- 10-15% of people visiting emergency rooms eventually develop symptoms of long-lasting PTSD.
- Early treatment is available but there's been no way to tell who needs it.
- Using clinical data already being collected, machine learning can identify who's at risk.
The psychological scars a traumatic experience can leave behind may have a more profound effect on a person than the original traumatic experience. Long after an acute emergency is resolved, victims of post-traumatic stress disorder (PTSD) continue to suffer its consequences.
In the U.S. some 30 million patients are annually treated in emergency departments (EDs) for a range of traumatic injuries. Add to that urgent admissions to the ED with the onset of COVID-19 symptoms. Health experts predict that some 10 percent to 15 percent of these people will develop long-lasting PTSD within a year of the initial incident. While there are interventions that can help individuals avoid PTSD, there's been no reliable way to identify those most likely to need it.
That may now have changed. A multi-disciplinary team of researchers has developed a method for predicting who is most likely to develop PTSD after a traumatic emergency-room experience. Their study is published in the journal Nature Medicine.
70 data points and machine learning
Image source: Creators Collective/Unsplash
Study lead author Katharina Schultebraucks of Columbia University's Department Vagelos College of Physicians and Surgeons says:
"For many trauma patients, the ED visit is often their sole contact with the health care system. The time immediately after a traumatic injury is a critical window for identifying people at risk for PTSD and arranging appropriate follow-up treatment. The earlier we can treat those at risk, the better the likely outcomes."
The new PTSD test uses machine learning and 70 clinical data points plus a clinical stress-level assessment to develop a PTSD score for an individual that identifies their risk of acquiring the condition.
Among the 70 data points are stress hormone levels, inflammatory signals, high blood pressure, and an anxiety-level assessment. Says Schultebraucks, "We selected measures that are routinely collected in the ED and logged in the electronic medical record, plus answers to a few short questions about the psychological stress response. The idea was to create a tool that would be universally available and would add little burden to ED personnel."
Researchers used data from adult trauma survivors in Atlanta, Georgia (377 individuals) and New York City (221 individuals) to test their system.
Of this cohort, 90 percent of those predicted to be at high risk developed long-lasting PTSD symptoms within a year of the initial traumatic event — just 5 percent of people who never developed PTSD symptoms had been erroneously identified as being at risk.
On the other side of the coin, 29 percent of individuals were 'false negatives," tagged by the algorithm as not being at risk of PTSD, but then developing symptoms.
Image source: Külli Kittus/Unsplash
Schultebraucks looks forward to more testing as the researchers continue to refine their algorithm and to instill confidence in the approach among ED clinicians: "Because previous models for predicting PTSD risk have not been validated in independent samples like our model, they haven't been adopted in clinical practice." She expects that, "Testing and validation of our model in larger samples will be necessary for the algorithm to be ready-to-use in the general population."

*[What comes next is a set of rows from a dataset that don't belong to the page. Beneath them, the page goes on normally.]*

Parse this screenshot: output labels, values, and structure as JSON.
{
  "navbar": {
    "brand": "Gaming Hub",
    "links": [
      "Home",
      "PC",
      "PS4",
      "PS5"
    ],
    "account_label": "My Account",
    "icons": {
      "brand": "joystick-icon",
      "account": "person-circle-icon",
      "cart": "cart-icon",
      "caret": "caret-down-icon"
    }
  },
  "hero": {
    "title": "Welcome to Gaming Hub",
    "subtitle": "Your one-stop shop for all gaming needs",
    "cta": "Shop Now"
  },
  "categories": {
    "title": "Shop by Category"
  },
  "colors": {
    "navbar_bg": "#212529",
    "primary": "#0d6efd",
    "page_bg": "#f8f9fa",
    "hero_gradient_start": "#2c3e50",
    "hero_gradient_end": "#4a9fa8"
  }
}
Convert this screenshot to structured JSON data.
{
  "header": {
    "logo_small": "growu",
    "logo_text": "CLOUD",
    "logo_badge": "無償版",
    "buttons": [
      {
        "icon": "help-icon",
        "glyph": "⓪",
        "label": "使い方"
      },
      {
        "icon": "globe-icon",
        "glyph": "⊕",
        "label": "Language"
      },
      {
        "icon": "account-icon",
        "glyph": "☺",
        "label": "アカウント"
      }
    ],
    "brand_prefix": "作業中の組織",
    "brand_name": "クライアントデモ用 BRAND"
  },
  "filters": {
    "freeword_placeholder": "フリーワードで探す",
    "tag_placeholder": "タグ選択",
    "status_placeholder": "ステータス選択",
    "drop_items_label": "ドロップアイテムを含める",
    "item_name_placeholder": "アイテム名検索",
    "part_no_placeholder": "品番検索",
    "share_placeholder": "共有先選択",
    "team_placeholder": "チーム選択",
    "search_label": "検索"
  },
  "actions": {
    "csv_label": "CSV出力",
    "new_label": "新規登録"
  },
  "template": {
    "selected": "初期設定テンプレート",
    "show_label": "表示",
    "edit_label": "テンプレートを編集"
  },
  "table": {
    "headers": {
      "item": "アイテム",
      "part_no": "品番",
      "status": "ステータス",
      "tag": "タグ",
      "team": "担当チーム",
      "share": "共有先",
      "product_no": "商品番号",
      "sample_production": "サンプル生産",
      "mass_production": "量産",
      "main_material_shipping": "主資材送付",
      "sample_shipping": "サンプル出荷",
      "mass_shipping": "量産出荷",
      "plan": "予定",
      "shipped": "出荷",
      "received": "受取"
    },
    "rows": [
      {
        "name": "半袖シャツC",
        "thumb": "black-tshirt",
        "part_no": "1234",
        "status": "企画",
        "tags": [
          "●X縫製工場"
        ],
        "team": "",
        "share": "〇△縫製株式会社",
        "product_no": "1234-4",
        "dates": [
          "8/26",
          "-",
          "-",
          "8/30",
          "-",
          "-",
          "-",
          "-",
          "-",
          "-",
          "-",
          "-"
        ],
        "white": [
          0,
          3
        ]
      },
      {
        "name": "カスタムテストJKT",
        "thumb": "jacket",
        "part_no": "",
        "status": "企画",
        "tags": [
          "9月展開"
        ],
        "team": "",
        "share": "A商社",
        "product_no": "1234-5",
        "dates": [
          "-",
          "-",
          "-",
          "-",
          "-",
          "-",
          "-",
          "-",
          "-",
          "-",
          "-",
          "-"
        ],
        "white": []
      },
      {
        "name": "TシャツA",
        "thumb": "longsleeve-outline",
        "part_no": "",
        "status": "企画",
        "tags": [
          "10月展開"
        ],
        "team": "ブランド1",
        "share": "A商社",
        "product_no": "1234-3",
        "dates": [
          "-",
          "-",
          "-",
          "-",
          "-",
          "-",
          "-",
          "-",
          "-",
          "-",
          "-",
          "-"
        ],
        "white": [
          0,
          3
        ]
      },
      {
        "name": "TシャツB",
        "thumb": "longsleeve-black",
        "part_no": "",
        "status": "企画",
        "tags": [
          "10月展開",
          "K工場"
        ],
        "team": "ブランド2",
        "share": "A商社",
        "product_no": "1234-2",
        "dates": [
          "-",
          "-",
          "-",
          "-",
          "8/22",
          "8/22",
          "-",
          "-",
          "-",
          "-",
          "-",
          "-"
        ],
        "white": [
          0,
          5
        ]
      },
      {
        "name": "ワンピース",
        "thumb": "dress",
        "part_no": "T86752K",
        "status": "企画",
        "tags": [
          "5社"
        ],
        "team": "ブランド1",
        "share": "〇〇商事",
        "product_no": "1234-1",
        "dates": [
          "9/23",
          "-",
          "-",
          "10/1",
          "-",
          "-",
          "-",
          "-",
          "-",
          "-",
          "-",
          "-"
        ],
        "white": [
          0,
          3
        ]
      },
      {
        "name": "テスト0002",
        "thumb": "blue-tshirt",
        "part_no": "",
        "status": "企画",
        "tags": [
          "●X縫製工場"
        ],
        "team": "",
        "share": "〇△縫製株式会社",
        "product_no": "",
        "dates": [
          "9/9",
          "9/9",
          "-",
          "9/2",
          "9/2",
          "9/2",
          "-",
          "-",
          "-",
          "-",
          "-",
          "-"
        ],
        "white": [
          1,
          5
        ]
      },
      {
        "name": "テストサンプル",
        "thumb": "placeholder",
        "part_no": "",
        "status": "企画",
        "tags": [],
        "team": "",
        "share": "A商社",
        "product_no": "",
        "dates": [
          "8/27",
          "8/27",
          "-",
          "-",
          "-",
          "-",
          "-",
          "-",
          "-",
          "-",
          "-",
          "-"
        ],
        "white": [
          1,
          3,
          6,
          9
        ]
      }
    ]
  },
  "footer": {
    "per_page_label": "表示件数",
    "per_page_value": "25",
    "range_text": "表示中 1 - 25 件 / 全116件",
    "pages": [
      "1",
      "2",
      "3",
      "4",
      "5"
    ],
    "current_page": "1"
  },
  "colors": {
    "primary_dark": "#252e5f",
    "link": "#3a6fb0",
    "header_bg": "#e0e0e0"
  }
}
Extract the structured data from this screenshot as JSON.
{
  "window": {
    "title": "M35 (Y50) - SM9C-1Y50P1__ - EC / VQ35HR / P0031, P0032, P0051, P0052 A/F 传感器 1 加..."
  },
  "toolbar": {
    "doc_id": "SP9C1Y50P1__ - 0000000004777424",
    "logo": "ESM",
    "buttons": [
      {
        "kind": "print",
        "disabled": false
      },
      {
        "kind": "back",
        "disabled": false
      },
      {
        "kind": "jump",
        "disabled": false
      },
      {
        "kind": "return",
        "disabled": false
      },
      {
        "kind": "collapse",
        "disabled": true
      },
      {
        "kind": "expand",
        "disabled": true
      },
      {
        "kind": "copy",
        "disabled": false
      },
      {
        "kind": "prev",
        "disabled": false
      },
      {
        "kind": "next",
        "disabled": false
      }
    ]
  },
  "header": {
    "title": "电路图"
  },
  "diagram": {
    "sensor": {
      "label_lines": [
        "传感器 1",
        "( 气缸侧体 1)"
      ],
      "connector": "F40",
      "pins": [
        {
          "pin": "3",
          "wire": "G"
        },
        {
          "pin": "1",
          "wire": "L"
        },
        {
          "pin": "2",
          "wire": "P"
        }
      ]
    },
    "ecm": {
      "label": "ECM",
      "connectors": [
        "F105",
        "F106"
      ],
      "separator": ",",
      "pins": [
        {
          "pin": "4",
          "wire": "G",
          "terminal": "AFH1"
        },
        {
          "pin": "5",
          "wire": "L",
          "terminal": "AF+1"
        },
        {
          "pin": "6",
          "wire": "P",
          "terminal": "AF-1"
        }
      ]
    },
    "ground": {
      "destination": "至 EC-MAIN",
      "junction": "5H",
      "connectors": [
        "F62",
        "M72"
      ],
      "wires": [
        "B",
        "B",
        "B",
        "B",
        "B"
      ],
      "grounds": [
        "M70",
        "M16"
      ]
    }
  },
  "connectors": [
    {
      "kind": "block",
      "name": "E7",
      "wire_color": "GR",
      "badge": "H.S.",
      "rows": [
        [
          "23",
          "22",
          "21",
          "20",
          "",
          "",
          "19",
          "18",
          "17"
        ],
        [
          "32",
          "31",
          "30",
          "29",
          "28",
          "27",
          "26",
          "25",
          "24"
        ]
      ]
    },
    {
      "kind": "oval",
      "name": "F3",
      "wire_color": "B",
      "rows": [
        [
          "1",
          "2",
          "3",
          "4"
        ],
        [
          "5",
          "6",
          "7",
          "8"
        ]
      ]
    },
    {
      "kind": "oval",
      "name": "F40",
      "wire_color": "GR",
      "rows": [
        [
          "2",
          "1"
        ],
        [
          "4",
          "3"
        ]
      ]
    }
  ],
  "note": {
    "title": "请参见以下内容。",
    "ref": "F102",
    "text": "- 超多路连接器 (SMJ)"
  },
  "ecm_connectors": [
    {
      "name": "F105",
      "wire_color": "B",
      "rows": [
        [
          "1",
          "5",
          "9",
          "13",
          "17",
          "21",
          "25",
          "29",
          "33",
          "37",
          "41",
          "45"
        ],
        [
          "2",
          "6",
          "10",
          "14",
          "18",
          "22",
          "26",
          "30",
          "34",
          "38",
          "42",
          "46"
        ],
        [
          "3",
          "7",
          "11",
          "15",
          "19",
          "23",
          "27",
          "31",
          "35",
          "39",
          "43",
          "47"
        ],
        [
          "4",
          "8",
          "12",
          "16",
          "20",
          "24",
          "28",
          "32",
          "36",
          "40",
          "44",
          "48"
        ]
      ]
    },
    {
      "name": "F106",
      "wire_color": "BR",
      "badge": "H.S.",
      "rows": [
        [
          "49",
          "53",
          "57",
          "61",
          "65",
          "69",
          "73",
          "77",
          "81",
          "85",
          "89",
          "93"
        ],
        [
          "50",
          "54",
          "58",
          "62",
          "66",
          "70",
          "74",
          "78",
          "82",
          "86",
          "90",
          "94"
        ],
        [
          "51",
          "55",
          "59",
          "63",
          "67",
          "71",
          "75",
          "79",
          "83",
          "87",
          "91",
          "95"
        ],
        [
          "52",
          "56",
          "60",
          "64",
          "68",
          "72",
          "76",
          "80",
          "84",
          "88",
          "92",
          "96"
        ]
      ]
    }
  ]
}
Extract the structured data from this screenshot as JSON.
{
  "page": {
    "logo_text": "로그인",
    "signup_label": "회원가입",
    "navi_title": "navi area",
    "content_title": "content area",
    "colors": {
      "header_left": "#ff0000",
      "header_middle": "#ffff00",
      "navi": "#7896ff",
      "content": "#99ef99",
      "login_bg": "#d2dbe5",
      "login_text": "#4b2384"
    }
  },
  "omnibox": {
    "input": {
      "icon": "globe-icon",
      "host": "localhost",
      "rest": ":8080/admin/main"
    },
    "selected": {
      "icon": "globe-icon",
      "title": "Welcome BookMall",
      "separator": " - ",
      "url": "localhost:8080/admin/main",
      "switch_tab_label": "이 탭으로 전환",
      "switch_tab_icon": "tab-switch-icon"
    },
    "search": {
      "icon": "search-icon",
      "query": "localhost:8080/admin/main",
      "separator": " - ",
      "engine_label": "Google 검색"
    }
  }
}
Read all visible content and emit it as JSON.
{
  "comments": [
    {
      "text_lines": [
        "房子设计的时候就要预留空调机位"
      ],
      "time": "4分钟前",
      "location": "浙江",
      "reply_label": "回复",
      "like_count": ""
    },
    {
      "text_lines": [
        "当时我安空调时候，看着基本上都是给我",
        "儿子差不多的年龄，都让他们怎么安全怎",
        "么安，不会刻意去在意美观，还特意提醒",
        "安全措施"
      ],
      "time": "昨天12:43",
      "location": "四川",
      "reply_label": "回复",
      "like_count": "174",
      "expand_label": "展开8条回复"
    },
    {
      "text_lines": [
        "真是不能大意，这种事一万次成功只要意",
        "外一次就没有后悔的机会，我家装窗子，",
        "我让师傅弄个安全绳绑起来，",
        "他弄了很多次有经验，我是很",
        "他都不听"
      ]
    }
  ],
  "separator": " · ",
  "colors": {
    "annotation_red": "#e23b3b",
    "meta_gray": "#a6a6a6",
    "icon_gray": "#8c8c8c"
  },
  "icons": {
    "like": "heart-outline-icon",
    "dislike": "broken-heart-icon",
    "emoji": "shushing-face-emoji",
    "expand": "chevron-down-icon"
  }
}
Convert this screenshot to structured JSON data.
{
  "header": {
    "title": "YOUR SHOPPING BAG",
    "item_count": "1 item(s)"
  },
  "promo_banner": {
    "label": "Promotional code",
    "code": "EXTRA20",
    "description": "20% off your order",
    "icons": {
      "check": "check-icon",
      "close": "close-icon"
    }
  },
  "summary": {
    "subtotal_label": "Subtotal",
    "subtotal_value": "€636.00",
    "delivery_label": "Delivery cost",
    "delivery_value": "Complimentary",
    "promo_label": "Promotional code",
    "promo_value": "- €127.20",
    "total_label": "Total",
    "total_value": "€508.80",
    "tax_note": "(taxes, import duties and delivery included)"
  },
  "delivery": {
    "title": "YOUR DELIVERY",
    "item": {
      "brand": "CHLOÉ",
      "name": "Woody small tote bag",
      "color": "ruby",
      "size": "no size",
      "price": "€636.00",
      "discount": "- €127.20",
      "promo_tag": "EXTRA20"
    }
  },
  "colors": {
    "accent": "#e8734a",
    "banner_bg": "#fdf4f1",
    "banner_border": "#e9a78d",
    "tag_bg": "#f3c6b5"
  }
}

"Currently only 7% of level-1 trauma centers routinely screen for PTSD," notes Schultebraucks. "We hope that the algorithm will provide ED clinicians with a rapid, automatic readout that they could use for discharge planning and the prevention of PTSD." She envisions the algorithm being implemented in the future as a feature of electronic medical records.
The researchers also plan to test their algorithm at predicting PTSD in people whose traumatic experiences come in the form of health events such as heart attacks and strokes, as opposed to visits to the emergency department.